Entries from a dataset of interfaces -

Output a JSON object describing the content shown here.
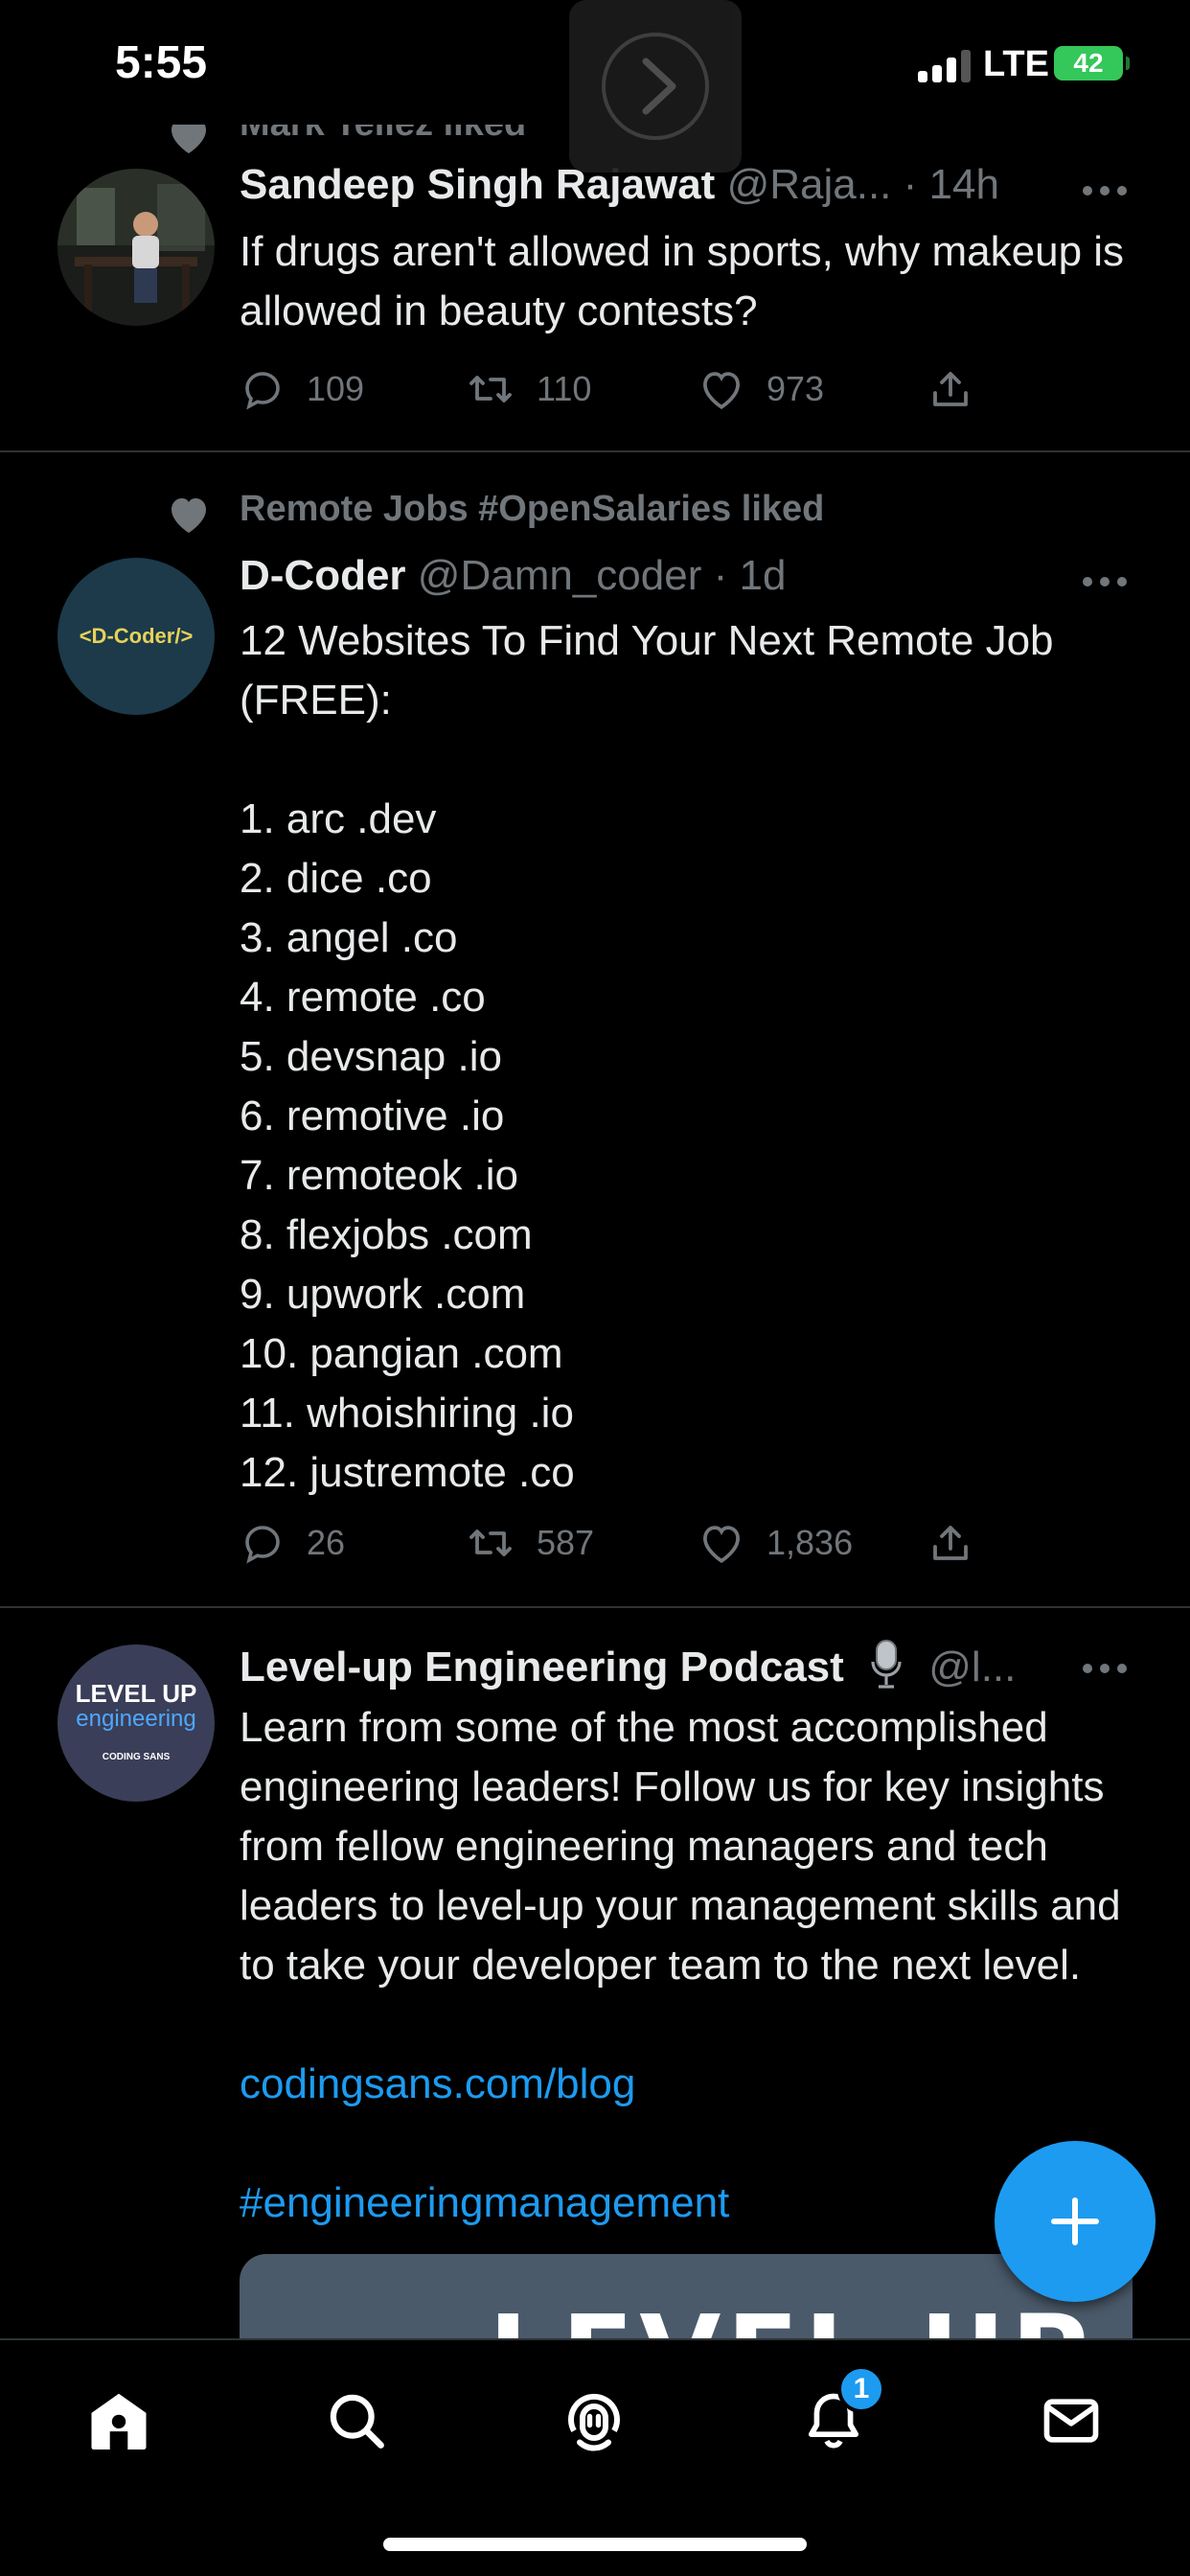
{
  "status_bar": {
    "time": "5:55",
    "network": "LTE",
    "battery": "42"
  },
  "timeline": {
    "tweets": [
      {
        "context": "Mark Tellez liked",
        "name": "Sandeep Singh Rajawat",
        "handle": "@Raja...",
        "time": "· 14h",
        "text": "If drugs aren't allowed in sports, why makeup is allowed in beauty contests?",
        "replies": "109",
        "retweets": "110",
        "likes": "973"
      },
      {
        "context": "Remote Jobs #OpenSalaries liked",
        "name": "D-Coder",
        "handle": "@Damn_coder",
        "time": "· 1d",
        "avatar_label": "<D-Coder/>",
        "text": "12 Websites To Find Your Next Remote Job (FREE):\n\n1. arc .dev\n2. dice .co\n3. angel .co\n4. remote .co\n5. devsnap .io\n6. remotive .io\n7. remoteok .io\n8. flexjobs .com\n9. upwork .com\n10. pangian .com\n11. whoishiring .io\n12. justremote .co",
        "replies": "26",
        "retweets": "587",
        "likes": "1,836"
      },
      {
        "name": "Level-up Engineering Podcast",
        "handle": "@l...",
        "avatar_line1": "LEVEL UP",
        "avatar_line2": "engineering",
        "avatar_line3": "CODING SANS",
        "text": "Learn from some of the most accomplished engineering leaders! Follow us for key insights from fellow engineering managers and tech leaders to level-up your management skills and to take your developer team to the next level.",
        "link": "codingsans.com/blog",
        "hashtag": "#engineeringmanagement",
        "media_text": "LEVEL UP"
      }
    ]
  },
  "bottom_nav": {
    "items": [
      "home-icon",
      "search-icon",
      "spaces-icon",
      "notifications-icon",
      "messages-icon"
    ],
    "notifications_badge": "1"
  },
  "colors": {
    "accent": "#1d9bf0",
    "muted": "#71767b",
    "divider": "#2f3336",
    "battery": "#34c759"
  }
}
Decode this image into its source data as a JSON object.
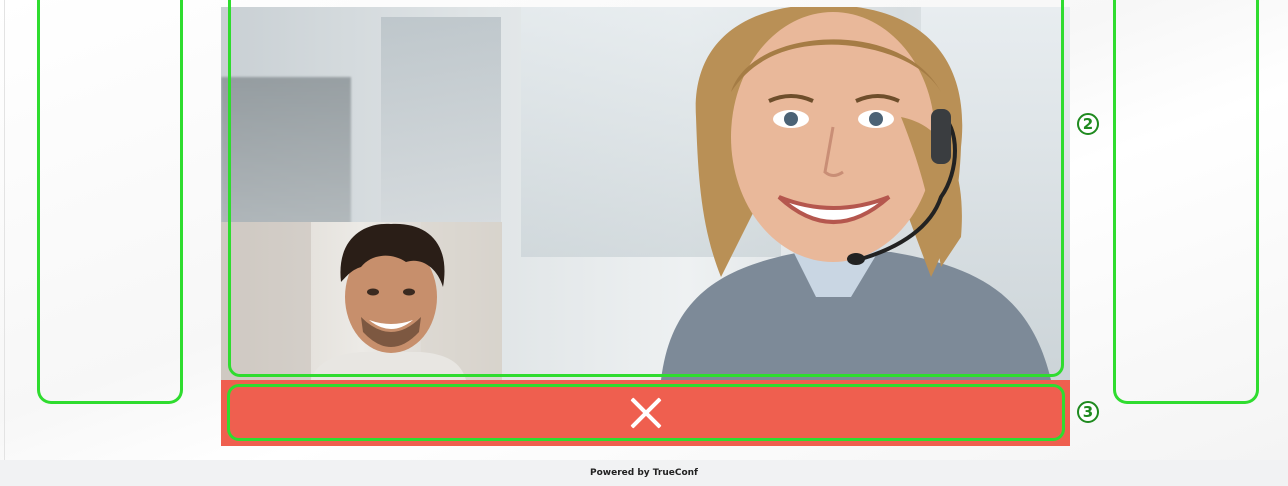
{
  "video": {
    "remote_participant": "remote-video",
    "self_participant": "self-view"
  },
  "controls": {
    "hangup_icon": "close-icon"
  },
  "annotations": {
    "callout_video": "2",
    "callout_hangup": "3"
  },
  "footer": {
    "text": "Powered by TrueConf"
  },
  "colors": {
    "highlight": "#2fdc2f",
    "hangup": "#ef5f4f",
    "callout": "#1f8a1f"
  }
}
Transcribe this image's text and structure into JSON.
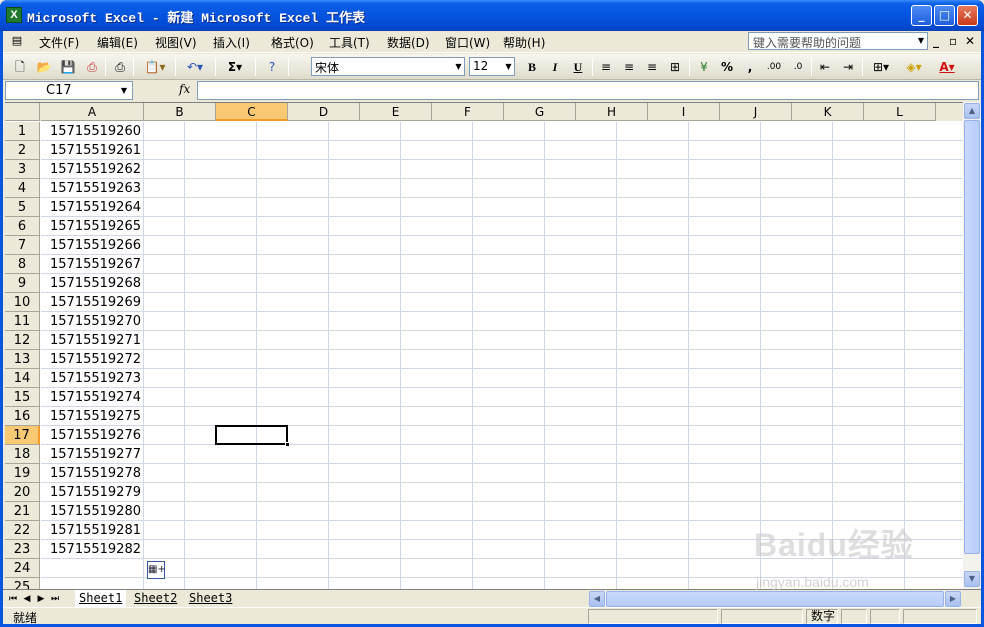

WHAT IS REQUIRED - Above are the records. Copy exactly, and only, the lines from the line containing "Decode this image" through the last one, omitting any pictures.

RESULT OF THIS EXERCISE -
Decode this image into its source data as a JSON object.
{
  "video": {
    "remote_participant": "remote-video",
    "self_participant": "self-view"
  },
  "controls": {
    "hangup_icon": "close-icon"
  },
  "annotations": {
    "callout_video": "2",
    "callout_hangup": "3"
  },
  "footer": {
    "text": "Powered by TrueConf"
  },
  "colors": {
    "highlight": "#2fdc2f",
    "hangup": "#ef5f4f",
    "callout": "#1f8a1f"
  }
}
Transcribe this image's text and structure into JSON.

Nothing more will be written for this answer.